Citation: Santiago JA, Bottero V and Potashkin JA (2019) Transcriptomic and Network Analysis Highlight the Association of Diabetes at Different Stages of Alzheimer’s Disease. Front. Neurosci. 13:1273. doi: 10.3389/fnins.2019.01273

Received: 16 September 2019; Accepted: 11 November 2019;
Published: 29 November 2019.

Edited by:

Raymond Scott Turner, Georgetown University, United States

Reviewed by:

Dimitrios Kapogiannis, National Institute on Aging (NIA), United States
Jiu Chen, Nanjing Medical University, China

Copyright © 2019 Santiago, Bottero and Potashkin. This is an open-access article distributed under the terms of the Creative Commons Attribution License (CC BY). The use, distribution or reproduction in other forums is permitted, provided the original author(s) and the copyright owner(s) are credited and that the original publication in this journal is cited, in accordance with accepted academic practice. No use, distribution or reproduction is permitted which does not comply with these terms.

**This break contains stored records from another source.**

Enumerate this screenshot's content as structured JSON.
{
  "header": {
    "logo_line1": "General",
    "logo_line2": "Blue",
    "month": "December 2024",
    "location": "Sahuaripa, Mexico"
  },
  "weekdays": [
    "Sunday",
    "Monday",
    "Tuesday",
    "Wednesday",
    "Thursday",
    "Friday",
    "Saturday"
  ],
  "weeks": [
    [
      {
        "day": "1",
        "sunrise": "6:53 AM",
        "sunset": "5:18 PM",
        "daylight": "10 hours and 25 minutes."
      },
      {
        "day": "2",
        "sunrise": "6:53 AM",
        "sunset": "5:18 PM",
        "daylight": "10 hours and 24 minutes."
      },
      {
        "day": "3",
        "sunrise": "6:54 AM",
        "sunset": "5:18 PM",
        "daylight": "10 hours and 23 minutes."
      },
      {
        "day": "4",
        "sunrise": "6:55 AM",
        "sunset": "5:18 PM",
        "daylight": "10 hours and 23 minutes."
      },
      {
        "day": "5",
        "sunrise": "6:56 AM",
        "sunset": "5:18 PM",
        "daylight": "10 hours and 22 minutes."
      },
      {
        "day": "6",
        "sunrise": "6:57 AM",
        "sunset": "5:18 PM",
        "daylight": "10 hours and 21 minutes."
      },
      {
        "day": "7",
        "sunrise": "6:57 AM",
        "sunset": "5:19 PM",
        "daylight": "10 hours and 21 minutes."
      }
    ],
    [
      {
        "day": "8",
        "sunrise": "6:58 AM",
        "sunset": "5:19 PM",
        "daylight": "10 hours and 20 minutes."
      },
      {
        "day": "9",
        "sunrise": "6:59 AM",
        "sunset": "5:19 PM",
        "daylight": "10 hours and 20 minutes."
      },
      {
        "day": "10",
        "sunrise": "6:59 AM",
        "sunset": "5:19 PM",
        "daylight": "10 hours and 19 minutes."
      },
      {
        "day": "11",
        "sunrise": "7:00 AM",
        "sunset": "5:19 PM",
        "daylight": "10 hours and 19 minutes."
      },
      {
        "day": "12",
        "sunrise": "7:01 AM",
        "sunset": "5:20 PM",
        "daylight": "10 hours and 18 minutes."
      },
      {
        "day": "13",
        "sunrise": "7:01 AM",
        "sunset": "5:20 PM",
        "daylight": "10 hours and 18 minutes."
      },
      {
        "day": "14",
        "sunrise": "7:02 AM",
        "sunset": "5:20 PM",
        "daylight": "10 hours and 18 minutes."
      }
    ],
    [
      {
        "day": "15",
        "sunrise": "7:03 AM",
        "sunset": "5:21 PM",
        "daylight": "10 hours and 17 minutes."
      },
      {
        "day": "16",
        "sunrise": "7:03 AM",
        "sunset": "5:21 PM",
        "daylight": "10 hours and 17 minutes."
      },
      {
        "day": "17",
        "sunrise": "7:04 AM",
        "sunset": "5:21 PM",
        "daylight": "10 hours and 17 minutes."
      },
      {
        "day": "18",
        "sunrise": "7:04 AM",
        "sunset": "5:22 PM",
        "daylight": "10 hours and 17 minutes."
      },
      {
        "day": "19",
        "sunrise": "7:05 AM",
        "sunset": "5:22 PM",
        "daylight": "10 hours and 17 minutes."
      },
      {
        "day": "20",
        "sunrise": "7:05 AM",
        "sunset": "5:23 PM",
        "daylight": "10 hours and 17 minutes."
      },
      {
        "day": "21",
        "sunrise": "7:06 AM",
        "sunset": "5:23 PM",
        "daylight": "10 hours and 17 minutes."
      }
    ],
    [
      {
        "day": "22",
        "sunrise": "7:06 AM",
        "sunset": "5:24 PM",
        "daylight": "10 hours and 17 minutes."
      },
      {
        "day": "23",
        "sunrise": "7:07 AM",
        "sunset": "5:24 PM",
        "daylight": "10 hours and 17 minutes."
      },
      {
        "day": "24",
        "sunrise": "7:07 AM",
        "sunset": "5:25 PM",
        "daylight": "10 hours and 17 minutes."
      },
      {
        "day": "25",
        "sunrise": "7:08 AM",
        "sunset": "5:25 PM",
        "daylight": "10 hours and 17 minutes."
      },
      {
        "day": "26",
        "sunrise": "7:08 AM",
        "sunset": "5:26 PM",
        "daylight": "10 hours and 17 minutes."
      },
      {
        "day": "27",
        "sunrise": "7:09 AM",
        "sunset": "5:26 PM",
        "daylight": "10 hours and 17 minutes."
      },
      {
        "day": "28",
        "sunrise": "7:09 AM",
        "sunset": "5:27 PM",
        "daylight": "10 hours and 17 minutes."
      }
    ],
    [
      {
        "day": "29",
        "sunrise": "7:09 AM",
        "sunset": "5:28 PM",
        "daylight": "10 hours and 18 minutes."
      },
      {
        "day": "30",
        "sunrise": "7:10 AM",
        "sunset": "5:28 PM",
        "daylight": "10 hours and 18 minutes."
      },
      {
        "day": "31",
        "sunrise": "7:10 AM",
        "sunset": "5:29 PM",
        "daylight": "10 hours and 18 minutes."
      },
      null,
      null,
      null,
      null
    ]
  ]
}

*Correspondence: Judith A. Potashkin, Judy.Potashkin@rosalindfranklin.edu